→ Instructions for the task:
Output every record exactly, apart from its images.

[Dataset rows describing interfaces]
--------

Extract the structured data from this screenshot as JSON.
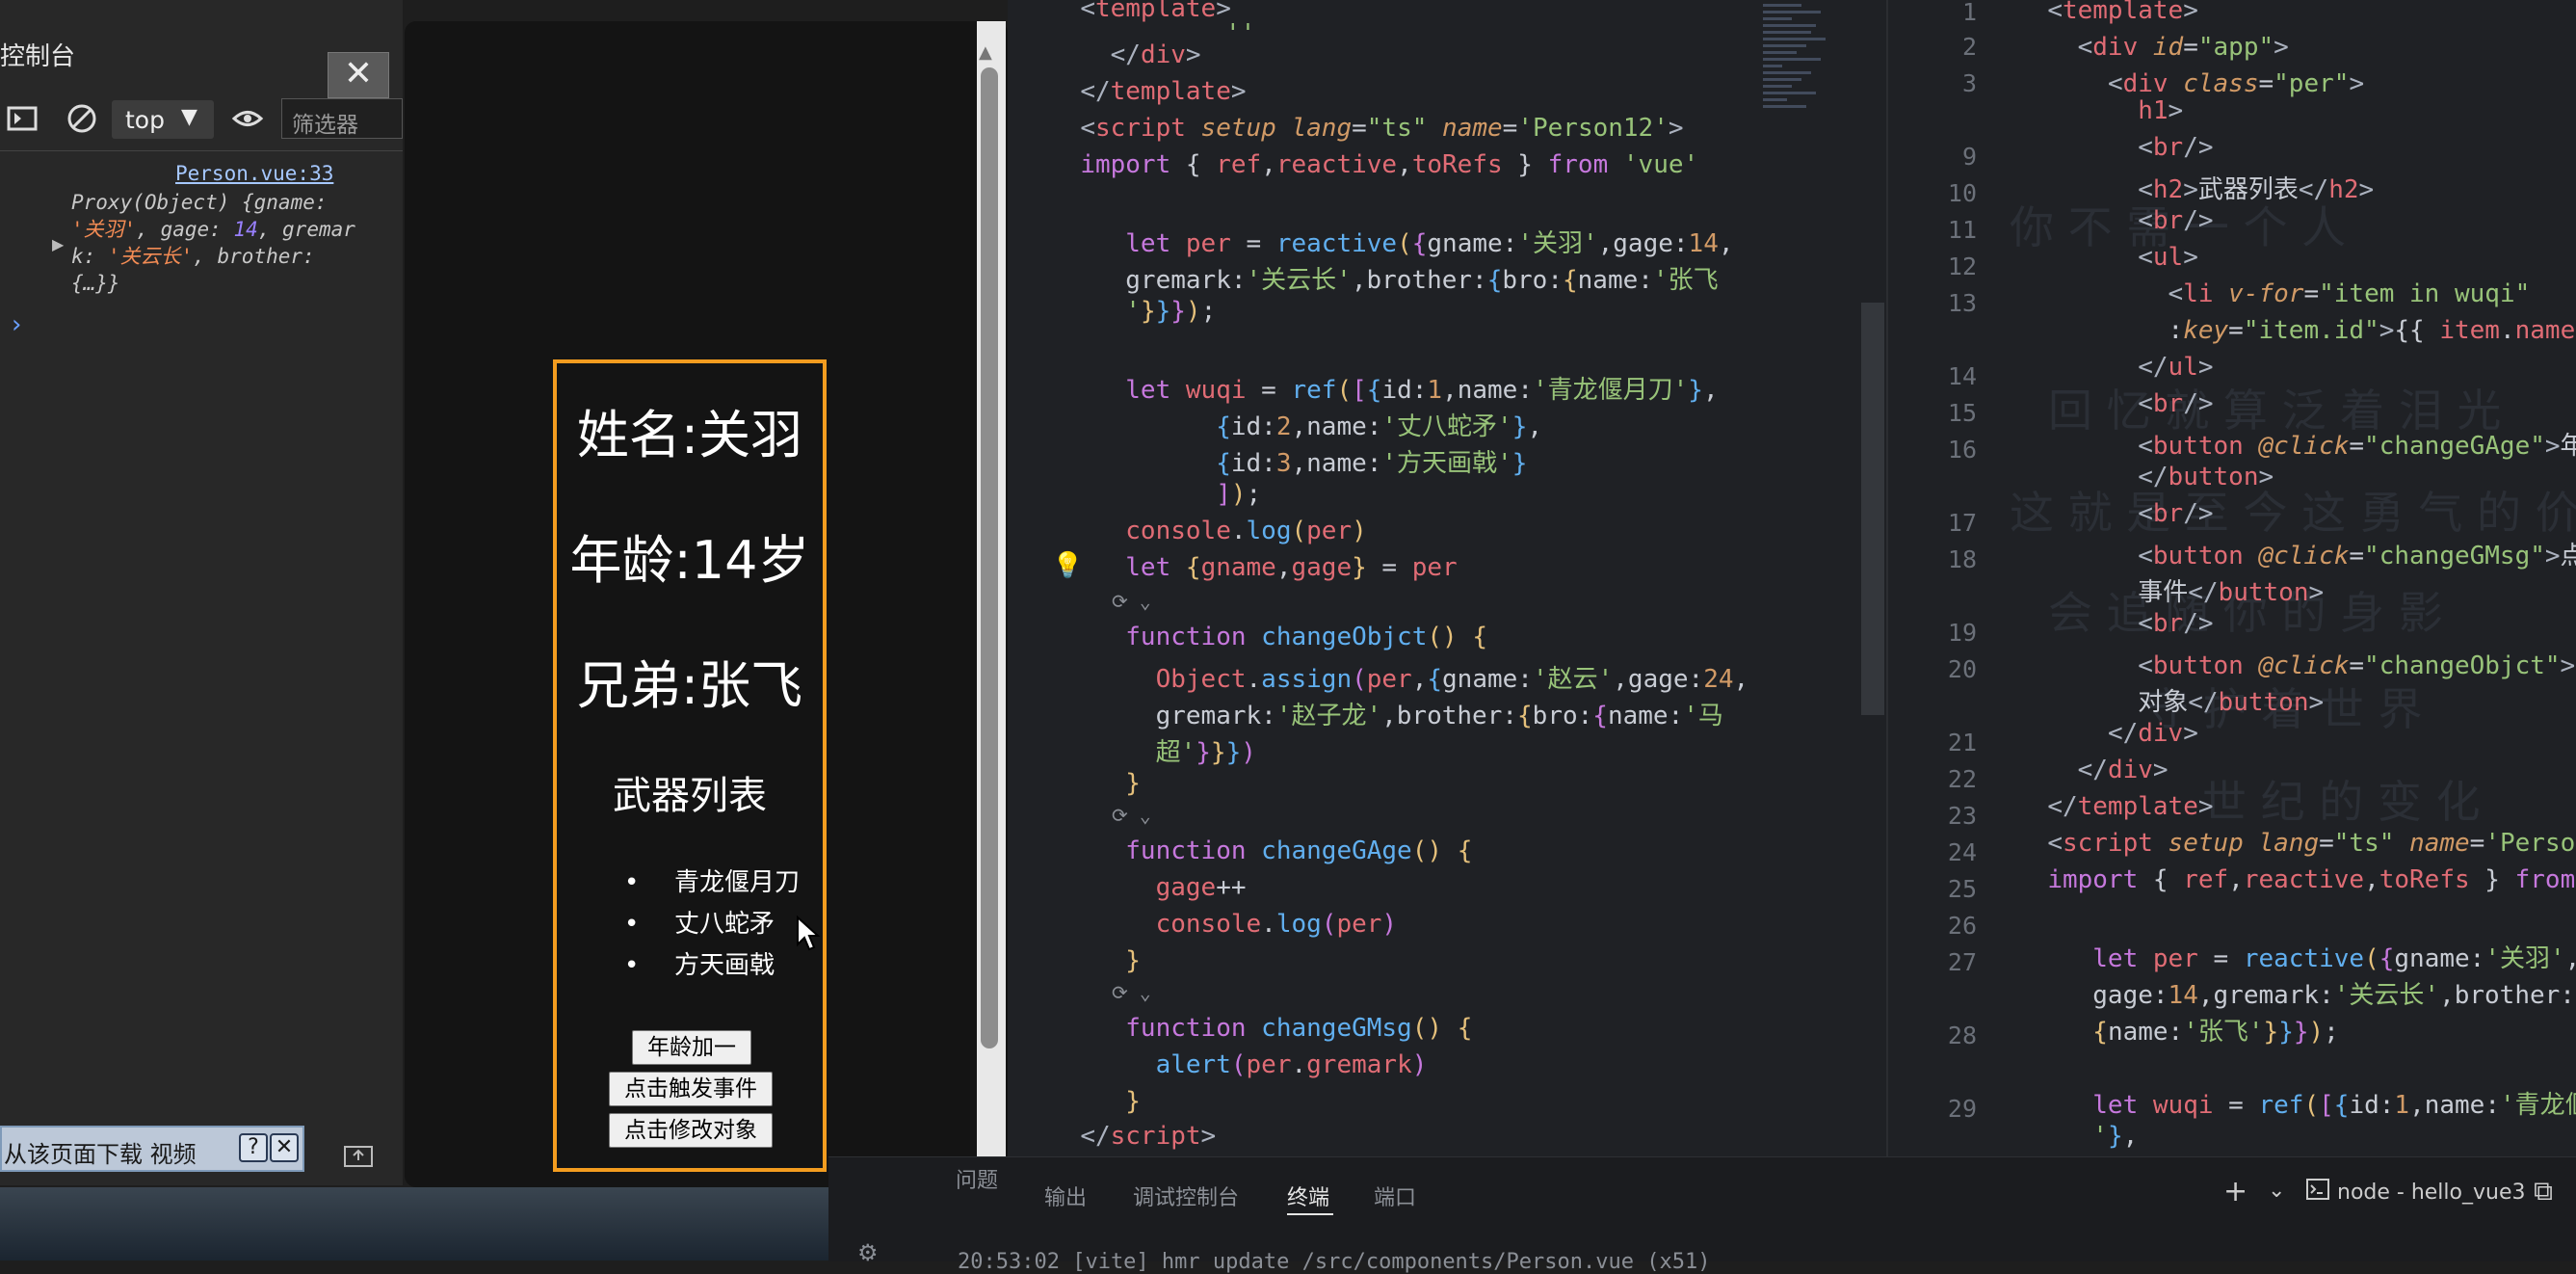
{
  "devtools": {
    "title": "控制台",
    "close_glyph": "✕",
    "context": "top",
    "context_arrow": "▼",
    "filter_placeholder": "筛选器",
    "source_link": "Person.vue:33",
    "log_prefix": "Proxy(Object) {gname: ",
    "log_gname": "'关羽'",
    "log_mid1": ", gage: ",
    "log_gage": "14",
    "log_mid2": ", gremark: ",
    "log_gremark": "'关云长'",
    "log_tail": ", brother: {…}}",
    "prompt": "›",
    "download_bar": {
      "text": "从该页面下载 视频",
      "help": "?",
      "close": "✕"
    }
  },
  "preview": {
    "name": "姓名:关羽",
    "age": "年龄:14岁",
    "brother": "兄弟:张飞",
    "list_title": "武器列表",
    "weapons": [
      "青龙偃月刀",
      "丈八蛇矛",
      "方天画戟"
    ],
    "buttons": {
      "age_plus": "年龄加一",
      "trigger_event": "点击触发事件",
      "modify_object": "点击修改对象"
    }
  },
  "editor": {
    "codelens": "⟳ ⌄",
    "right_line_numbers": [
      "1",
      "2",
      "3",
      "9",
      "10",
      "11",
      "12",
      "13",
      "14",
      "15",
      "16",
      "17",
      "18",
      "19",
      "20",
      "21",
      "22",
      "23",
      "24",
      "25",
      "26",
      "27",
      "28",
      "29"
    ]
  },
  "panel": {
    "tabs": [
      "问题",
      "输出",
      "调试控制台",
      "终端",
      "端口"
    ],
    "active_tab": "终端",
    "terminal_name": "node - hello_vue3",
    "terminal_line": "20:53:02 [vite] hmr update /src/components/Person.vue (x51)",
    "add_glyph": "+",
    "split_glyph": "⧉"
  },
  "colors": {
    "card_border": "#f39c1f",
    "editor_bg": "#1f2125",
    "devtools_bg": "#282828"
  }
}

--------

→ Written solution:
Extract the structured data from this screenshot as JSON.
{
  "devtools": {
    "title": "控制台",
    "close_glyph": "✕",
    "context": "top",
    "context_arrow": "▼",
    "filter_placeholder": "筛选器",
    "source_link": "Person.vue:33",
    "log_prefix": "Proxy(Object) {gname: ",
    "log_gname": "'关羽'",
    "log_mid1": ", gage: ",
    "log_gage": "14",
    "log_mid2": ", gremark: ",
    "log_gremark": "'关云长'",
    "log_tail": ", brother: {…}}",
    "prompt": "›",
    "download_bar": {
      "text": "从该页面下载 视频",
      "help": "?",
      "close": "✕"
    }
  },
  "preview": {
    "name": "姓名:关羽",
    "age": "年龄:14岁",
    "brother": "兄弟:张飞",
    "list_title": "武器列表",
    "weapons": [
      "青龙偃月刀",
      "丈八蛇矛",
      "方天画戟"
    ],
    "buttons": {
      "age_plus": "年龄加一",
      "trigger_event": "点击触发事件",
      "modify_object": "点击修改对象"
    }
  },
  "editor": {
    "codelens": "⟳ ⌄",
    "right_line_numbers": [
      "1",
      "2",
      "3",
      "9",
      "10",
      "11",
      "12",
      "13",
      "14",
      "15",
      "16",
      "17",
      "18",
      "19",
      "20",
      "21",
      "22",
      "23",
      "24",
      "25",
      "26",
      "27",
      "28",
      "29"
    ]
  },
  "panel": {
    "tabs": [
      "问题",
      "输出",
      "调试控制台",
      "终端",
      "端口"
    ],
    "active_tab": "终端",
    "terminal_name": "node - hello_vue3",
    "terminal_line": "20:53:02 [vite] hmr update /src/components/Person.vue (x51)",
    "add_glyph": "+",
    "split_glyph": "⧉"
  },
  "colors": {
    "card_border": "#f39c1f",
    "editor_bg": "#1f2125",
    "devtools_bg": "#282828"
  }
}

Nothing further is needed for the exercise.